(Extracted data entries)

#####

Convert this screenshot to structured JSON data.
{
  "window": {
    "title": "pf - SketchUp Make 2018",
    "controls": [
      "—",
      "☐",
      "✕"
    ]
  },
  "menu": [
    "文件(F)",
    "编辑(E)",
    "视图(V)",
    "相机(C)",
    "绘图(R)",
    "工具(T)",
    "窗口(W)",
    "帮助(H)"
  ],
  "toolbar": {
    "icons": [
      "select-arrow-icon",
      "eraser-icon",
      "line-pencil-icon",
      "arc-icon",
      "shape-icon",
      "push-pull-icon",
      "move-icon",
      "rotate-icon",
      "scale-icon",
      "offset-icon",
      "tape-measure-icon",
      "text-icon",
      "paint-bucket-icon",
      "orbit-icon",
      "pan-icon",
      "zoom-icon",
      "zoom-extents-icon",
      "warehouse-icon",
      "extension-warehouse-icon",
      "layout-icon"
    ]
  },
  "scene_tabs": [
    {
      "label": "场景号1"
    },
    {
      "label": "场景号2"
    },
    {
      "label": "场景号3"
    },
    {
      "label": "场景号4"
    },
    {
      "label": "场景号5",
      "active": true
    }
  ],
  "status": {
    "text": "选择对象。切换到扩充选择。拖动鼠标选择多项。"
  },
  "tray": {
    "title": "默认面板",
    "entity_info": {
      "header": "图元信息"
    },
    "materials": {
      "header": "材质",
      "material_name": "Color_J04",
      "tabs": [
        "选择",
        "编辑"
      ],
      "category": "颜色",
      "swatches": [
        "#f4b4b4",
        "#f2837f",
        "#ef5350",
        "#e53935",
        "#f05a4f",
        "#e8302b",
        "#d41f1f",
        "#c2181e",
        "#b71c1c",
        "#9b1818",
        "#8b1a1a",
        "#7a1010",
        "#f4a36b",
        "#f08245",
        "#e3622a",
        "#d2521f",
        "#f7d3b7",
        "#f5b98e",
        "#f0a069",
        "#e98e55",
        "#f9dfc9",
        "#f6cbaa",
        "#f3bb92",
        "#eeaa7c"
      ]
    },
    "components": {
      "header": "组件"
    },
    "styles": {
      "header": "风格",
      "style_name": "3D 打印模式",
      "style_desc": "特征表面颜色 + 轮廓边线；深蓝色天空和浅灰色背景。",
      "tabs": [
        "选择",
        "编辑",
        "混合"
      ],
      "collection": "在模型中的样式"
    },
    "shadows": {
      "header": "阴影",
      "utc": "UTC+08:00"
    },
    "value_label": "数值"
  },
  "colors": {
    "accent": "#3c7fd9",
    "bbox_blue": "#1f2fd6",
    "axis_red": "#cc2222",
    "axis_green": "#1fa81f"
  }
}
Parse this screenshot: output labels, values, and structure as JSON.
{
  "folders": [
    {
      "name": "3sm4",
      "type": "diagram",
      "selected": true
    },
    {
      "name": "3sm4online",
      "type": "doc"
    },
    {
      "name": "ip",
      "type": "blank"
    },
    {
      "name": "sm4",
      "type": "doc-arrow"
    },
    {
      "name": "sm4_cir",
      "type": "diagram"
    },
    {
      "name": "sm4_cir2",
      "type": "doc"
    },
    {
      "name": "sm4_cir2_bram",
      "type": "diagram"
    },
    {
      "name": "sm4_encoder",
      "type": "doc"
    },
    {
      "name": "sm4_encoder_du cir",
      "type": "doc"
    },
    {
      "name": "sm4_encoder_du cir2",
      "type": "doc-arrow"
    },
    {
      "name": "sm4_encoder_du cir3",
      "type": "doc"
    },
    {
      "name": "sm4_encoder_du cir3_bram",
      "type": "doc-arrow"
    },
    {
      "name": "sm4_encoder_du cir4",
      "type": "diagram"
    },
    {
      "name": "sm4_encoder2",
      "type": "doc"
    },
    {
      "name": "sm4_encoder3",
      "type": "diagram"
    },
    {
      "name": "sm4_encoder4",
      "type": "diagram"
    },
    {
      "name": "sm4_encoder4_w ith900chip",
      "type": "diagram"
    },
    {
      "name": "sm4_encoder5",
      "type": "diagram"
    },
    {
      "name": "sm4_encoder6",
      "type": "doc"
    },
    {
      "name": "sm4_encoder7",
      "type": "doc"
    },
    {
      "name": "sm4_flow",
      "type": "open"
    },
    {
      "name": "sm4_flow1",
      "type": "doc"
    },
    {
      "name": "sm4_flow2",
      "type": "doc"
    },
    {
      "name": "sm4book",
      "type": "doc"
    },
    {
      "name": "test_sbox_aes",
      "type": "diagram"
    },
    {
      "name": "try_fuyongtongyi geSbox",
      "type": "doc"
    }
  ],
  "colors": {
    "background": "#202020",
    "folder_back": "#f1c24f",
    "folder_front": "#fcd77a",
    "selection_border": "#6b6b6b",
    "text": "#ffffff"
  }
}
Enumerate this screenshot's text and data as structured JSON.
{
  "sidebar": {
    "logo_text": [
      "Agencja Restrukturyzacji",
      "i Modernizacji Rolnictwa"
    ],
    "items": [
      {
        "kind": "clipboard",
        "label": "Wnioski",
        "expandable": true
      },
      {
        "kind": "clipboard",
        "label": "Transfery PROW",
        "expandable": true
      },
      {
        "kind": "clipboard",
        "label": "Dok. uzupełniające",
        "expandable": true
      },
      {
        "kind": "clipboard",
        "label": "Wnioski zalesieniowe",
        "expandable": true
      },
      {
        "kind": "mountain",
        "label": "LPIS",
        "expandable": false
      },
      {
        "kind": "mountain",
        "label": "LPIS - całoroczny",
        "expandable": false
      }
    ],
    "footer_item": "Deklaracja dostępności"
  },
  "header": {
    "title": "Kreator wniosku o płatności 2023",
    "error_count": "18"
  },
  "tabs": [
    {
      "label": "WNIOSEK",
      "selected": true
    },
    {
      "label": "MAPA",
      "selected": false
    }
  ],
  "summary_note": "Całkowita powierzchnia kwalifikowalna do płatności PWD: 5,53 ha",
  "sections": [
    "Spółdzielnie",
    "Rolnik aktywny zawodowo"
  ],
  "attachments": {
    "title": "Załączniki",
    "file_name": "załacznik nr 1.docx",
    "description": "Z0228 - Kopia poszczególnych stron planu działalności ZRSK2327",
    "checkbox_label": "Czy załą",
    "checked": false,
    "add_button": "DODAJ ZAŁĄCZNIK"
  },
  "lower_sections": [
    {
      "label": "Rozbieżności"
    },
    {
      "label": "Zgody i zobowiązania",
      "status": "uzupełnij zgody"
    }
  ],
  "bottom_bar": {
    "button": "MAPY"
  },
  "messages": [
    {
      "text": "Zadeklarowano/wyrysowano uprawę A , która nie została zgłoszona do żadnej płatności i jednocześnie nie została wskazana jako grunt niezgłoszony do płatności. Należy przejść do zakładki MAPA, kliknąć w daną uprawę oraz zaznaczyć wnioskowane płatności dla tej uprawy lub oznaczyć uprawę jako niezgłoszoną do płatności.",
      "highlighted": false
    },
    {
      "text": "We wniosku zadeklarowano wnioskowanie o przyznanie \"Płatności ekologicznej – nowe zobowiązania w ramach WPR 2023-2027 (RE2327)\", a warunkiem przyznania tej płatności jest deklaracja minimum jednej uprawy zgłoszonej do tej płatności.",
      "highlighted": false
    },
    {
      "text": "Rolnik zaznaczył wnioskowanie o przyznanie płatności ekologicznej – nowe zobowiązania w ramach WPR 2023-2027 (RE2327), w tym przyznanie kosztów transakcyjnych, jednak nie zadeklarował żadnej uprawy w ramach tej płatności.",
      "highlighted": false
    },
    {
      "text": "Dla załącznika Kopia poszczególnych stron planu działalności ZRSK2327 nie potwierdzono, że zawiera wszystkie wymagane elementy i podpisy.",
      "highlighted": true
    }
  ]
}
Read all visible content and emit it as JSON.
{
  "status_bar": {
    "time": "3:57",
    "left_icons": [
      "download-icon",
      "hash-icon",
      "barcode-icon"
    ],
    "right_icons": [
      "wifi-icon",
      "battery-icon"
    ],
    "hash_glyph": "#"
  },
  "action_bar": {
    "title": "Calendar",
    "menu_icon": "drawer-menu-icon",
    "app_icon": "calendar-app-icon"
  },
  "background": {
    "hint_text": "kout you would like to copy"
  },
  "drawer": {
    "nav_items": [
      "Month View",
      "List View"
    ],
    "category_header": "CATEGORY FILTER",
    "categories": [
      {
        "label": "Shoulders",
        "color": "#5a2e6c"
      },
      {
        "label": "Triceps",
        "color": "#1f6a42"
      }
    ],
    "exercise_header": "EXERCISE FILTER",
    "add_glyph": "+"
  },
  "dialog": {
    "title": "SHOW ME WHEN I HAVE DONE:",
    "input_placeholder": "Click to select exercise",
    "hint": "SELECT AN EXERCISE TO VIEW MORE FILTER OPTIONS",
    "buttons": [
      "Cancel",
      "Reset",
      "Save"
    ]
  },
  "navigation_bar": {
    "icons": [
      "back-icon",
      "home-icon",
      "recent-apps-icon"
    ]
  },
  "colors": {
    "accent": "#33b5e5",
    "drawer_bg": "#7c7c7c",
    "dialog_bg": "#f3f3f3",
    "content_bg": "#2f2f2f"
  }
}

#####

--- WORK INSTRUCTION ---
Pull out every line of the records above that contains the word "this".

--- TASK ANSWER ---
Convert this screenshot to structured JSON data.
Parse this screenshot: output labels, values, and structure as JSON.
Enumerate this screenshot's text and data as structured JSON.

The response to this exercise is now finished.